## Work item
Say how many lines below hold the word "value"; give the number by itself.

==*==

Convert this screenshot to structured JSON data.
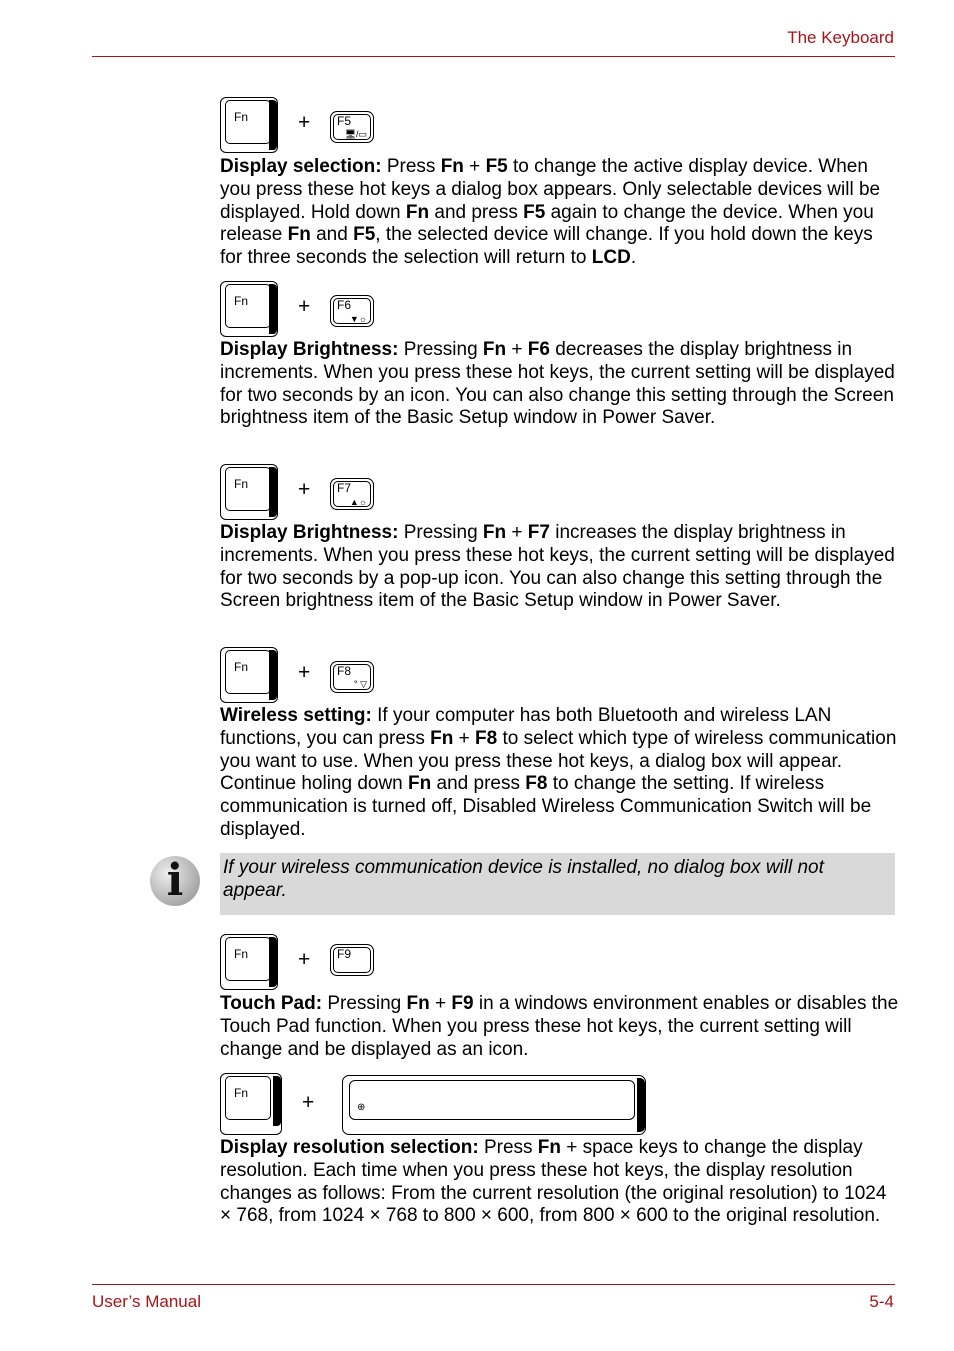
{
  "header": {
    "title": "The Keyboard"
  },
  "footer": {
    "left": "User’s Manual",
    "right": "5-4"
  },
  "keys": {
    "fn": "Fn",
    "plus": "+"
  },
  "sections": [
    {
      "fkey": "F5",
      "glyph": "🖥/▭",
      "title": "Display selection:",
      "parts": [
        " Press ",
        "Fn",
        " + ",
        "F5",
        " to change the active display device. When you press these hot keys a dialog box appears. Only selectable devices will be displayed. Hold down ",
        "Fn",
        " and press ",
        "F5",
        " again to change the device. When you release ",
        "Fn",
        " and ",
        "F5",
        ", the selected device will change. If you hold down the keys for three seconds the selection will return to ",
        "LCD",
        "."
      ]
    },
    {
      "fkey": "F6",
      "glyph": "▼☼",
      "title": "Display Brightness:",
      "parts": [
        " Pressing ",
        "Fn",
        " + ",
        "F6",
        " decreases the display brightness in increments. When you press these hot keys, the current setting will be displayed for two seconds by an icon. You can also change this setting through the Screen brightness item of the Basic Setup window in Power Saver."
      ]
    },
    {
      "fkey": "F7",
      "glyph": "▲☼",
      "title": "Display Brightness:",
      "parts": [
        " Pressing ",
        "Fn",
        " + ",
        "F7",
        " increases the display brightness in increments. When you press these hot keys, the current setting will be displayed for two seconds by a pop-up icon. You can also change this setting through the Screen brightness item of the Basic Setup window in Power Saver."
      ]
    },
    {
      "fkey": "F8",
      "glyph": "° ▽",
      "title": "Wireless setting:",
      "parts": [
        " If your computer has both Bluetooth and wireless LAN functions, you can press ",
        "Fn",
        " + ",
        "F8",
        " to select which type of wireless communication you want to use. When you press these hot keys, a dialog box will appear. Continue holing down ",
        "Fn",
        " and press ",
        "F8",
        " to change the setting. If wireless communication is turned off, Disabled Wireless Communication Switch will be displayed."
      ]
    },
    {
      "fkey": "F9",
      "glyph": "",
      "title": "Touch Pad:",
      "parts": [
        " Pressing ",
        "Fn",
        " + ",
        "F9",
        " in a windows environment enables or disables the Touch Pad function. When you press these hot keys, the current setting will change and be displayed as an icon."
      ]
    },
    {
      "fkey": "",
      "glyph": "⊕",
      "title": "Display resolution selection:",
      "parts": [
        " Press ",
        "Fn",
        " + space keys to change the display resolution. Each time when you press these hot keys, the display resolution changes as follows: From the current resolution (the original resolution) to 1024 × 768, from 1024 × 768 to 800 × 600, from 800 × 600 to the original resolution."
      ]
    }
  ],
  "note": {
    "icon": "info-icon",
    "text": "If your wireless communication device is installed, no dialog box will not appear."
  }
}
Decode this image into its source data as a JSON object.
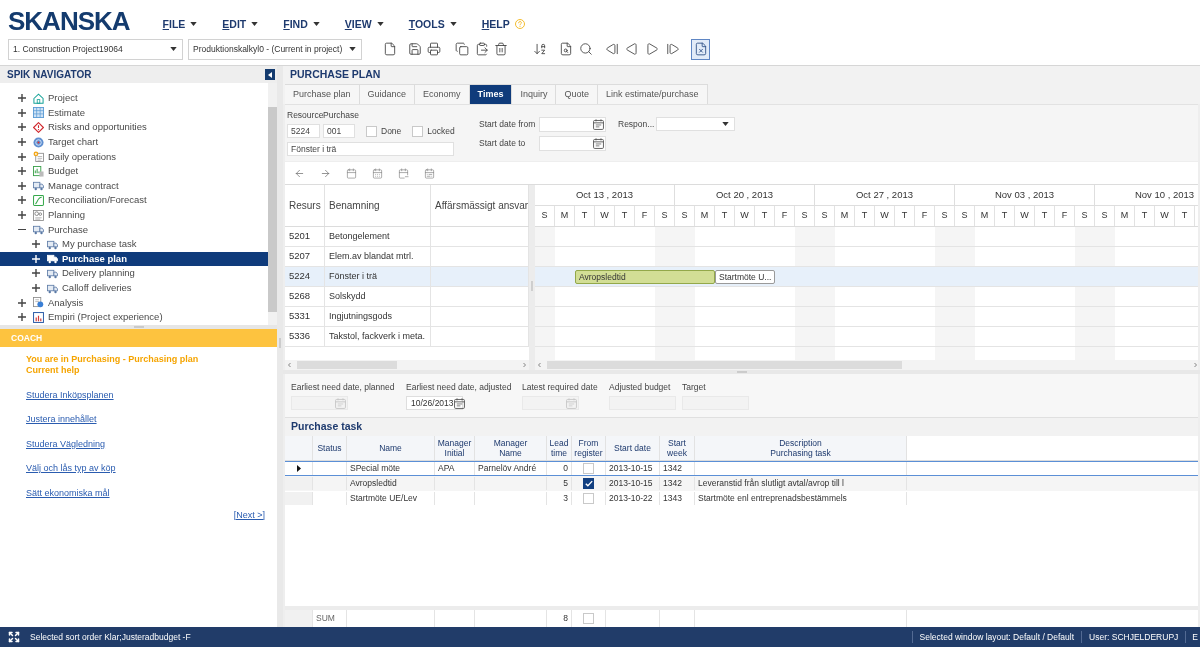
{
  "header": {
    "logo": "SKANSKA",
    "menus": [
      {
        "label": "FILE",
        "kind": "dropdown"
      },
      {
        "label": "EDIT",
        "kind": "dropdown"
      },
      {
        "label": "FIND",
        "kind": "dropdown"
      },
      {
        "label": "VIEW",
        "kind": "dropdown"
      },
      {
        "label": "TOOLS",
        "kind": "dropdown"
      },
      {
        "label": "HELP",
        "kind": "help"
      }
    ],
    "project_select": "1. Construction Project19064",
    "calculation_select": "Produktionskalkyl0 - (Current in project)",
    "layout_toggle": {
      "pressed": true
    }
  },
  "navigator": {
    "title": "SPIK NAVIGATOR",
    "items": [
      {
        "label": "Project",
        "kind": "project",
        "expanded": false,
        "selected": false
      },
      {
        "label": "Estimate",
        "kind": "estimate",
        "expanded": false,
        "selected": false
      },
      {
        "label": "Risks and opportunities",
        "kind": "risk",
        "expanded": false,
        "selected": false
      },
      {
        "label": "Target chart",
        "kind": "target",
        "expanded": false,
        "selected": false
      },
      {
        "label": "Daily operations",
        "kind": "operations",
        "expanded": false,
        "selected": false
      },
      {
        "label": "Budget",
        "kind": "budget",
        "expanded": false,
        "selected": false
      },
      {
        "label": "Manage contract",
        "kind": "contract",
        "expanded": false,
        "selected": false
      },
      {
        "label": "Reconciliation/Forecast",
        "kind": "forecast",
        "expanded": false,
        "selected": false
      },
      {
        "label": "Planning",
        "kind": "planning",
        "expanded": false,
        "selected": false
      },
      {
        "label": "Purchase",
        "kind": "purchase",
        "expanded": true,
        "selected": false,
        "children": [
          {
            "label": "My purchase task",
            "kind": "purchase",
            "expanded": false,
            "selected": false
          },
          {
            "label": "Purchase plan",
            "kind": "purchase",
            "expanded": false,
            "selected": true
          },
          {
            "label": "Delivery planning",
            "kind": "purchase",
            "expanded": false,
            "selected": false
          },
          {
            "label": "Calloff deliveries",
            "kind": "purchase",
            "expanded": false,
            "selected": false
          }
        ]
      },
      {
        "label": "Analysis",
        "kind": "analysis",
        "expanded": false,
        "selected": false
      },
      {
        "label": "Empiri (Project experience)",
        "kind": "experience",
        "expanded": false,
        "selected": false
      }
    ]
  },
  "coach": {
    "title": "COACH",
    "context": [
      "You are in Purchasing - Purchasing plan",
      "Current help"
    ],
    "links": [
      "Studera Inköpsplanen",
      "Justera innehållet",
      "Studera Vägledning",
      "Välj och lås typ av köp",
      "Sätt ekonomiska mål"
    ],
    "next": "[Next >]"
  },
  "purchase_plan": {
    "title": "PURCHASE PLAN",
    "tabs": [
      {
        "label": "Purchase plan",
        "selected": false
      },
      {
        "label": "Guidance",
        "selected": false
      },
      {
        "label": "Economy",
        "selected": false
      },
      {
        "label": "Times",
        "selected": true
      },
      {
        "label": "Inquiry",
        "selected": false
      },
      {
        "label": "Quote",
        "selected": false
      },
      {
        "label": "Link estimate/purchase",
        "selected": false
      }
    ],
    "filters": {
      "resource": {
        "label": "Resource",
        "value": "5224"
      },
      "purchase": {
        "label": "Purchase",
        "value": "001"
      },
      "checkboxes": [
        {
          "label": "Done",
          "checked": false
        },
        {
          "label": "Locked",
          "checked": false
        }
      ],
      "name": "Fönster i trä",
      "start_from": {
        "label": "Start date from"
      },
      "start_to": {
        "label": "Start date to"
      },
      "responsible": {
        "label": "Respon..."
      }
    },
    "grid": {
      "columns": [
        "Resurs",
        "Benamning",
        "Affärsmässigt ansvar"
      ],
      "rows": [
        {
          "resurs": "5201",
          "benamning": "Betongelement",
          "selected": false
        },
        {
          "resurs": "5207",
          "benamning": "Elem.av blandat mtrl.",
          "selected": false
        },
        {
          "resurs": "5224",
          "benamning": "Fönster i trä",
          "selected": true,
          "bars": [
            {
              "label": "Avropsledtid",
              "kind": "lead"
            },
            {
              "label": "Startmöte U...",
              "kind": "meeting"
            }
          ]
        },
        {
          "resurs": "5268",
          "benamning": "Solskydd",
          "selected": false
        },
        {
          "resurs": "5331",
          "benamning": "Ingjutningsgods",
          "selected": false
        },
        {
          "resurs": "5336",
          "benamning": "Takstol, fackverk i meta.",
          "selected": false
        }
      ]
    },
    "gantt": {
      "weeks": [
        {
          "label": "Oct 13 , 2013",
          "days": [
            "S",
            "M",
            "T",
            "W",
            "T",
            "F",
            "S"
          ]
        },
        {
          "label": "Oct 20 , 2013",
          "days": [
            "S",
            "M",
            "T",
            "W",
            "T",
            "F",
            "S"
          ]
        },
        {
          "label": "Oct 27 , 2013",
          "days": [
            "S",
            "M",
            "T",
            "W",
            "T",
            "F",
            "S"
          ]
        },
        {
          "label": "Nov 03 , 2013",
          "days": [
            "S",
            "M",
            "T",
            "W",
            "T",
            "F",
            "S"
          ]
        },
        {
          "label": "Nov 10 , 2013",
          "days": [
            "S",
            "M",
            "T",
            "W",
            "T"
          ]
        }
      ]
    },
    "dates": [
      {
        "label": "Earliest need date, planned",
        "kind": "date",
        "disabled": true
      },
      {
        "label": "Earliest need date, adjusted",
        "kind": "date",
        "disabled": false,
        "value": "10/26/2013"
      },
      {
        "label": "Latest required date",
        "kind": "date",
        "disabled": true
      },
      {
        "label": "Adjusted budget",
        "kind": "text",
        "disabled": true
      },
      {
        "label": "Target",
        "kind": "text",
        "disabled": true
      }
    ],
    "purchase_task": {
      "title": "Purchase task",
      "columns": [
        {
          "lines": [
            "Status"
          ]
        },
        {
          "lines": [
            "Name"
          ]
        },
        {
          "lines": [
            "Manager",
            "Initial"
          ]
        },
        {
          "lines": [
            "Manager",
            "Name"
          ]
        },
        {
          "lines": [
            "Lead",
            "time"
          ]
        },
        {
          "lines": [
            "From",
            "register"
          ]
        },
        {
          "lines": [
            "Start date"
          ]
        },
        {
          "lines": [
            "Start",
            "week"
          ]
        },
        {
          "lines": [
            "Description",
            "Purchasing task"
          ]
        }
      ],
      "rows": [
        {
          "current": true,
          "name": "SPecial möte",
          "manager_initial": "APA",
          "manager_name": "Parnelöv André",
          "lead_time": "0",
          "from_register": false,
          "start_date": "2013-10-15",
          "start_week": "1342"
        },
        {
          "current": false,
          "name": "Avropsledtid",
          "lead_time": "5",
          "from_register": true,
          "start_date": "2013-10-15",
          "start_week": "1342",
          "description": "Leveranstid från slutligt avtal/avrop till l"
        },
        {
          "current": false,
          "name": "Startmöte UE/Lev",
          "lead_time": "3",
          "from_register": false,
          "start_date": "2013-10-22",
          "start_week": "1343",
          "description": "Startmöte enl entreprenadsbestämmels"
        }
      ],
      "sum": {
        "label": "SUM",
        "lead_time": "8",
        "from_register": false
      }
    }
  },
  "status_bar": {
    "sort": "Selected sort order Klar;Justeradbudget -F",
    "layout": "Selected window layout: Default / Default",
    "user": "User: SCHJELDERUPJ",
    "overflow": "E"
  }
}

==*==

## Result for this exercise
3